Fast-forward to adulthood, and the kids scoring lowest on those measures scored highest for things like breathing problems, gum disease, sexually transmitted disease, inflammation, overweight, and high cholesterol and blood pressure, according to an international research team led by Duke University psychologists Terrie Moffitt and Avshalom Caspi.
The impulsivity and relative inability to think about the long-term of the lower self-control individuals gave them more difficulty with finances, like savings, home ownership and credit card debt. They also were more likely to be single parents, have a criminal conviction record, and be dependent on alcohol, tobacco, cannabis and harder drugs.
"These adult outcomes were predictable across the entire spectrum of self-control scores, from low to high," Moffitt said.
Yet study participants who somehow found a way to improve their self-control as they aged fared better in adulthood than their childhood scores would have predicted. Self-control is something that can be taught, the researchers say, and doing so could save taxpayers a pile of money on health care, criminal justice and substance abuse problems down the road.
To further corroborate the importance of self-control, Caspi and Moffitt ran the same analysis on a sample of 500 pairs of fraternal twins in Britain and found that the sibling with lower self-control scores at age 5 was more likely than their sibling to begin smoking, perform poorly in school and engage in antisocial behaviors at age 12. "This shows that self-control is important by itself, apart from all other factors that siblings share, such as their parents and home life," Caspi said.

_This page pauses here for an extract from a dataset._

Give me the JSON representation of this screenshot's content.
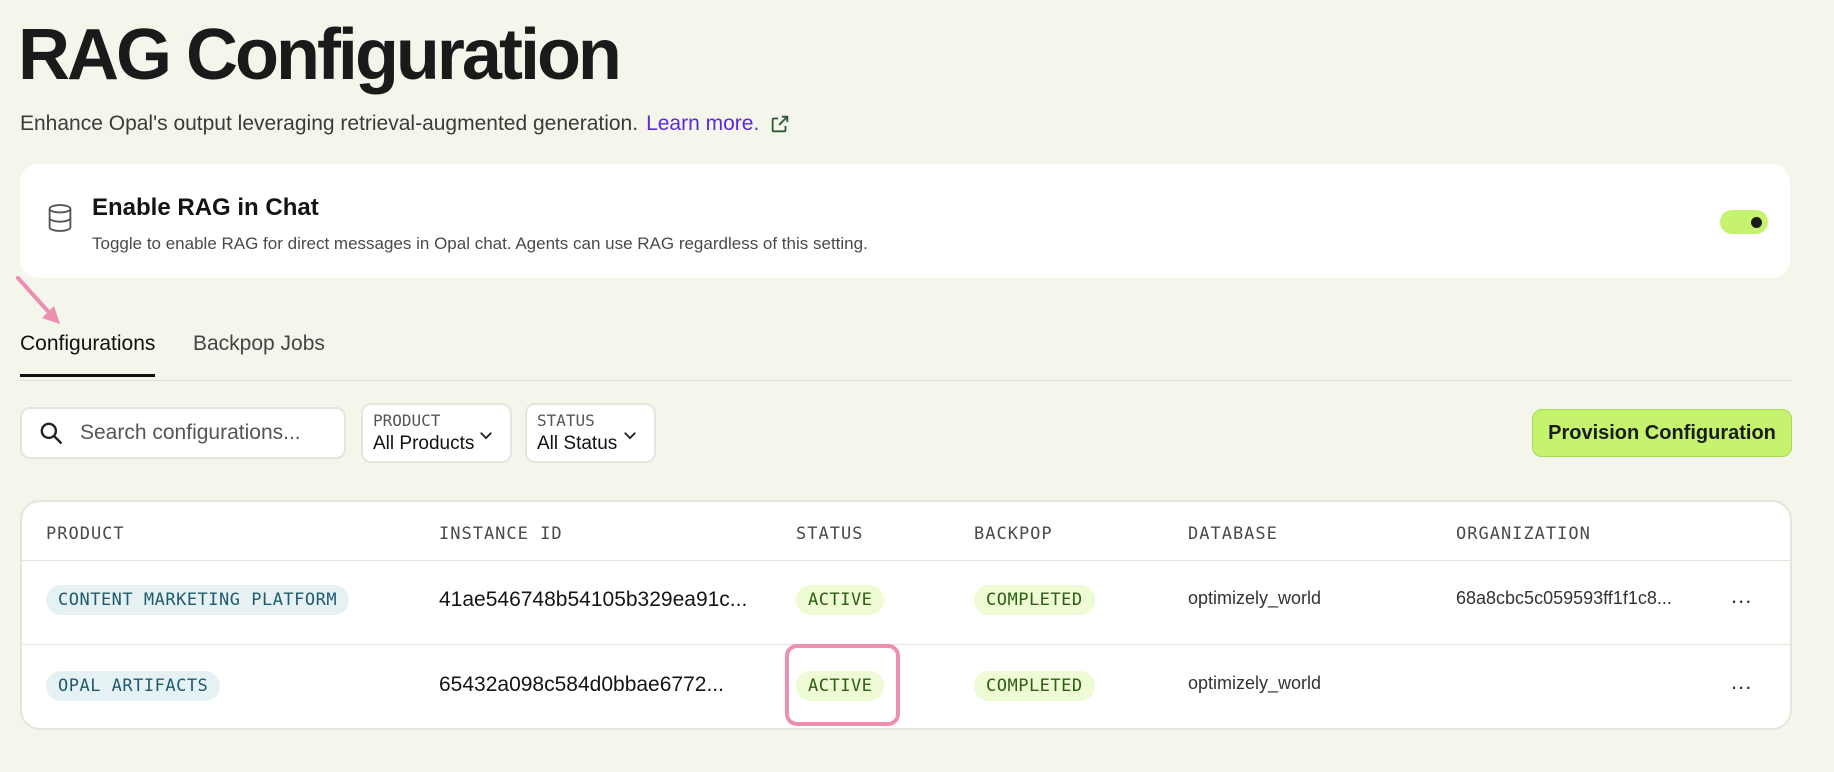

The New Zealand children with low-self control were more likely to make poor choices as adolescents, including taking up smoking, having unplanned pregnancies and dropping out of school. Naturally, this set them on a more difficult path. Even the low self-control individuals who finished high school as non-smokers without kids showed poorer outcomes at age 32.
And because of a greater likelihood of single-parent status and limited income, it's also apparent that "one generation's low self-control puts the next generation at a disadvantage as well," Moffitt said.
"The good news is that self-control can change. People can change," said Alexis Piquero, a professor of criminology at Florida State University who was not involved in the research.
Piquero, who studies the developmental roots of criminal behavior, said there are many time-tested approaches that give parents and teachers the tools to teach self-control. The successful programs practice decision-making, role-playing and learning the consequences of actions.
"Identifying low self-control as early as possible and doing prevention and intervention is so much cheaper" than dealing with prisons, drug programs and personal economic failures, Piquero said. "If you're just making a dollars-and-cents decision, it's a no-brainer."
The study, which appears this week in the Proceedings of the National Academy of the Sciences, was supported by the U.S. National Institutes of Health, the UK Medical Research Council, New Zealand Health Research Council, Hebrew University, and the Jacobs Foundation. Co-authors on the work include researchers from King's College London and the University of Otago in Dunedin, New Zealand.